1. Kendra's Law was introduced in response to public outcry following two similar incidents in the New York City subway system in 1999, when two men, diagnosed with schizophrenia, pushed two persons, one of whom was Kendra Webdale, into the path of oncoming subway trains (see http: // www.omh.state.ny.us/omhweb/Kendra_web/Ksummary.htm); Matter of K.L., 1 N.Y.3d 362, 366, 774 N.Y.S.2d 472, 806 N.E.2d 480; Matter of Manhattan Psychiatric Ctr., 285 A.D.2d 189, 191, 728 N.Y.S.2d 37; (Governor Pushes Kendra's Law, Seeks New Curbs on Violent Patients, Daily News, May 19, 1999, at http://www.nydailynews.com/archives/news/1999/05/19/1999-05-19_ gov-pushes_kendra_s_law_see.html). Both assailants had been recently discharged from psychiatric facilities, were noncompliant with psychiatric treatment, and lacked permanent housing (id.).
2. Under contract with the County of Suffolk, the Federation of Organizations is a not-for-profit, “community-based social welfare agency” operating several programs, including “representative payee services to individuals recovering from mental illnesses in Suffolk County who are unable to manage their own income” (http://www.fedoforg.org; see Matter of Macgilvray, 196 Misc.2d 469, 474, 765 N.Y.S.2d 433).
3. By decision and order on motion dated July 9, 2008, this Court denied that branch of the motion which was to expand the record and referred the issue of dismissal of the appeal to this panel.
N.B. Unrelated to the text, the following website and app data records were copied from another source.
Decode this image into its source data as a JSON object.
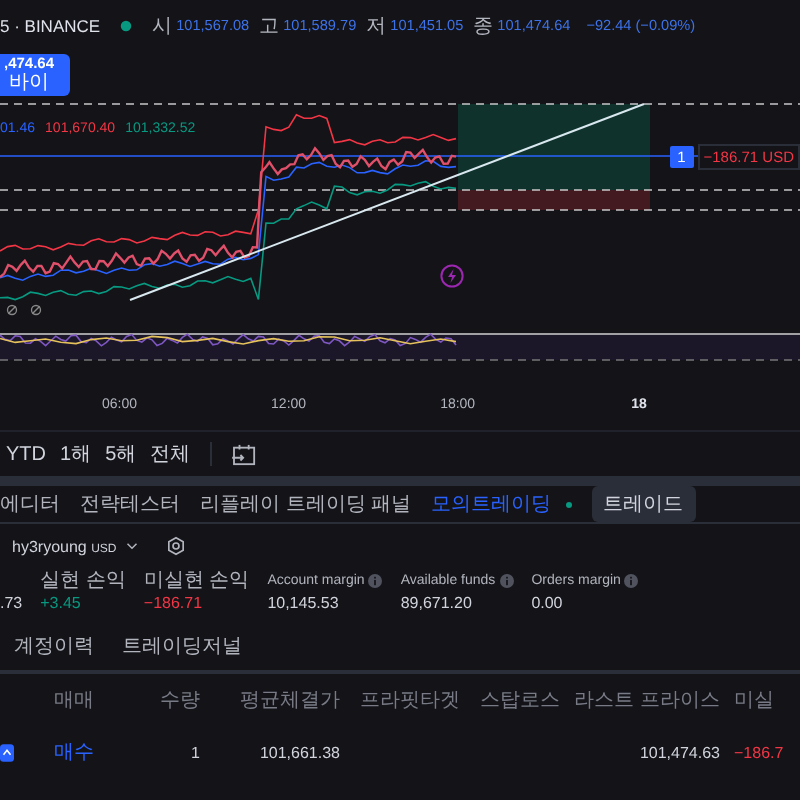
{
  "header": {
    "symbol": "5 · BINANCE",
    "ohlc": [
      {
        "label": "시",
        "value": "101,567.08"
      },
      {
        "label": "고",
        "value": "101,589.79"
      },
      {
        "label": "저",
        "value": "101,451.05"
      },
      {
        "label": "종",
        "value": "101,474.64"
      }
    ],
    "change": "−92.44 (−0.09%)"
  },
  "buy_button": {
    "price": ",474.64",
    "label": "바이"
  },
  "bollinger": [
    {
      "value": "01.46",
      "color": "#2962ff"
    },
    {
      "value": "101,670.40",
      "color": "#f23645"
    },
    {
      "value": "101,332.52",
      "color": "#089981"
    }
  ],
  "position_label": {
    "quantity": "1",
    "pnl": "−186.71 USD"
  },
  "time_axis": [
    {
      "label": "06:00",
      "bold": false
    },
    {
      "label": "12:00",
      "bold": false
    },
    {
      "label": "18:00",
      "bold": false
    },
    {
      "label": "18",
      "bold": true
    }
  ],
  "ranges": [
    "YTD",
    "1해",
    "5해",
    "전체"
  ],
  "panel_tabs": [
    {
      "label": "에디터",
      "kind": "tab",
      "selected": false,
      "online": false
    },
    {
      "label": "전략테스터",
      "kind": "tab",
      "selected": false,
      "online": false
    },
    {
      "label": "리플레이 트레이딩 패널",
      "kind": "tab",
      "selected": false,
      "online": false
    },
    {
      "label": "모의트레이딩",
      "kind": "tab",
      "selected": true,
      "online": true
    },
    {
      "label": "트레이드",
      "kind": "button",
      "selected": false,
      "online": false
    }
  ],
  "account": {
    "name": "hy3ryoung",
    "currency": "USD"
  },
  "metrics": [
    {
      "value": ".73",
      "color": "#d1d4dc",
      "info": false
    },
    {
      "label": "실현 손익",
      "value": "+3.45",
      "color": "#089981",
      "info": false
    },
    {
      "label": "미실현 손익",
      "value": "−186.71",
      "color": "#f23645",
      "info": false
    },
    {
      "label": "Account margin",
      "value": "10,145.53",
      "color": "#d1d4dc",
      "info": true
    },
    {
      "label": "Available funds",
      "value": "89,671.20",
      "color": "#d1d4dc",
      "info": true
    },
    {
      "label": "Orders margin",
      "value": "0.00",
      "color": "#d1d4dc",
      "info": true
    }
  ],
  "sub_tabs": [
    "계정이력",
    "트레이딩저널"
  ],
  "table": {
    "columns": [
      "매매",
      "수량",
      "평균체결가",
      "프라핏타겟",
      "스탑로스",
      "라스트 프라이스",
      "미실"
    ],
    "rows": [
      {
        "side": "매수",
        "quantity": "1",
        "avg_price": "101,661.38",
        "last_price": "101,474.63",
        "unrealized": "−186.7"
      }
    ]
  }
}
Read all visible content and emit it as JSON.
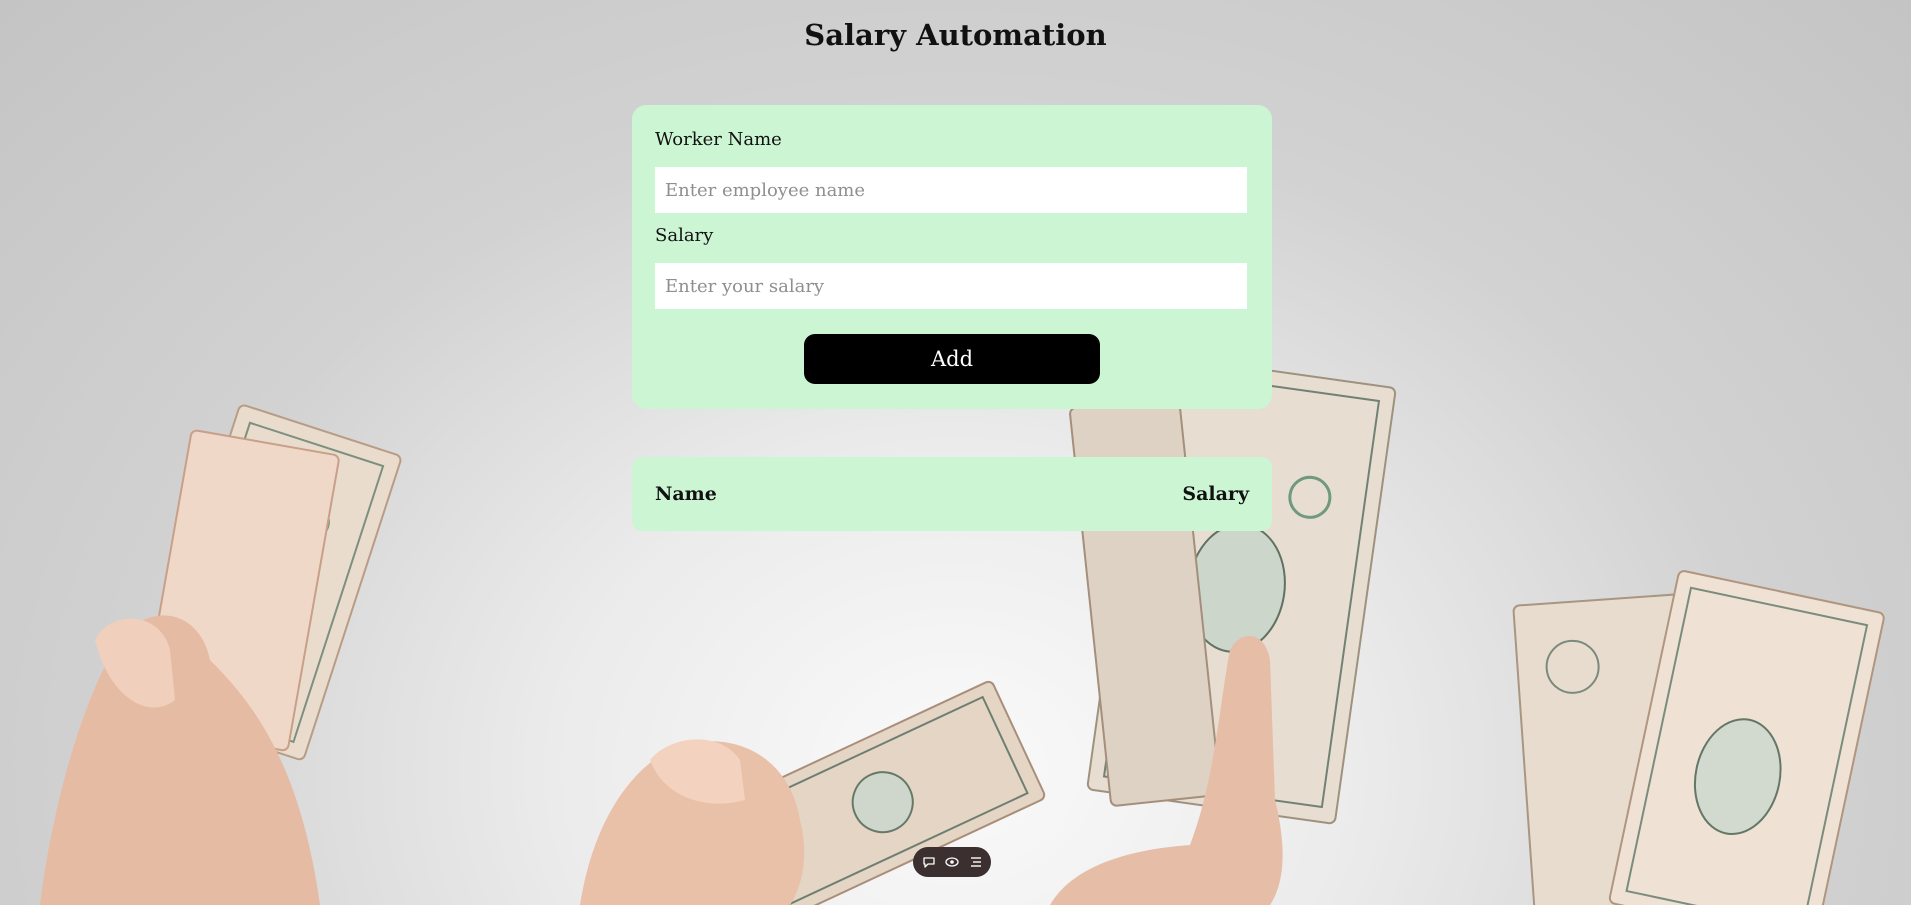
{
  "page": {
    "title": "Salary Automation"
  },
  "form": {
    "worker_label": "Worker Name",
    "worker_placeholder": "Enter employee name",
    "worker_value": "",
    "salary_label": "Salary",
    "salary_placeholder": "Enter your salary",
    "salary_value": "",
    "add_label": "Add"
  },
  "table": {
    "headers": [
      "Name",
      "Salary"
    ],
    "rows": []
  },
  "toolbar": {
    "icons": [
      "comment-icon",
      "eye-icon",
      "menu-icon"
    ]
  },
  "colors": {
    "card_bg": "#ccf5d4",
    "button_bg": "#000000",
    "button_text": "#ffffff",
    "toolbar_bg": "#3b2f2f"
  }
}
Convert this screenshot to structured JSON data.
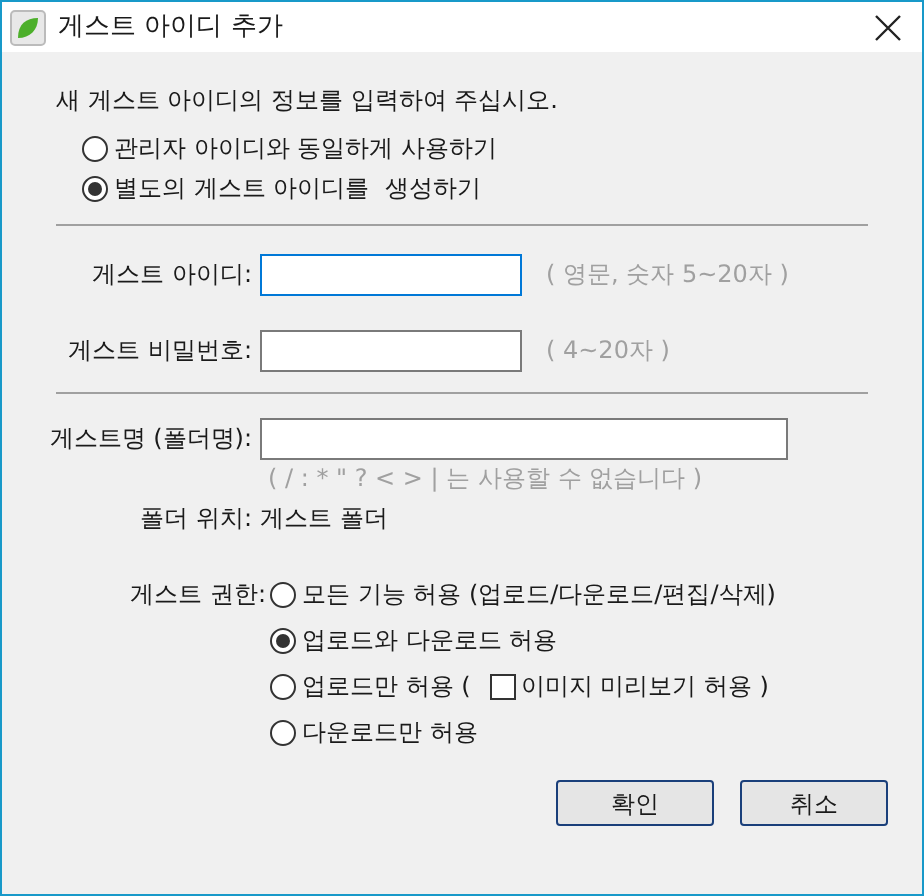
{
  "window": {
    "title": "게스트 아이디 추가"
  },
  "intro": "새 게스트 아이디의 정보를 입력하여 주십시오.",
  "id_mode": [
    {
      "label": "관리자 아이디와 동일하게 사용하기",
      "selected": false
    },
    {
      "label": "별도의 게스트 아이디를  생성하기",
      "selected": true
    }
  ],
  "fields": [
    {
      "label": "게스트 아이디:",
      "hint": "( 영문, 숫자 5~20자 )",
      "focused": true
    },
    {
      "label": "게스트 비밀번호:",
      "hint": "( 4~20자 )",
      "focused": false
    }
  ],
  "name_field": {
    "label": "게스트명 (폴더명):",
    "note": "( / : * \" ? < > | 는 사용할 수 없습니다 )"
  },
  "folder": {
    "label": "폴더 위치:",
    "value": "게스트 폴더"
  },
  "permissions": {
    "label": "게스트 권한:",
    "options": [
      {
        "kind": "plain",
        "label": "모든 기능 허용 (업로드/다운로드/편집/삭제)",
        "selected": false
      },
      {
        "kind": "plain",
        "label": "업로드와 다운로드 허용",
        "selected": true
      },
      {
        "kind": "with_option",
        "label": "업로드만 허용 (",
        "selected": false,
        "option": {
          "label": "이미지 미리보기 허용 )",
          "checked": false
        }
      },
      {
        "kind": "plain",
        "label": "다운로드만 허용",
        "selected": false
      }
    ]
  },
  "buttons": [
    "확인",
    "취소"
  ]
}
4. In 2005, Kendra's Law was amended and extended for five years until June 30, 2010 (L. 2005, ch. 408, § 18).
MASTRO, J.P., FLORIO and ENG, JJ., concur.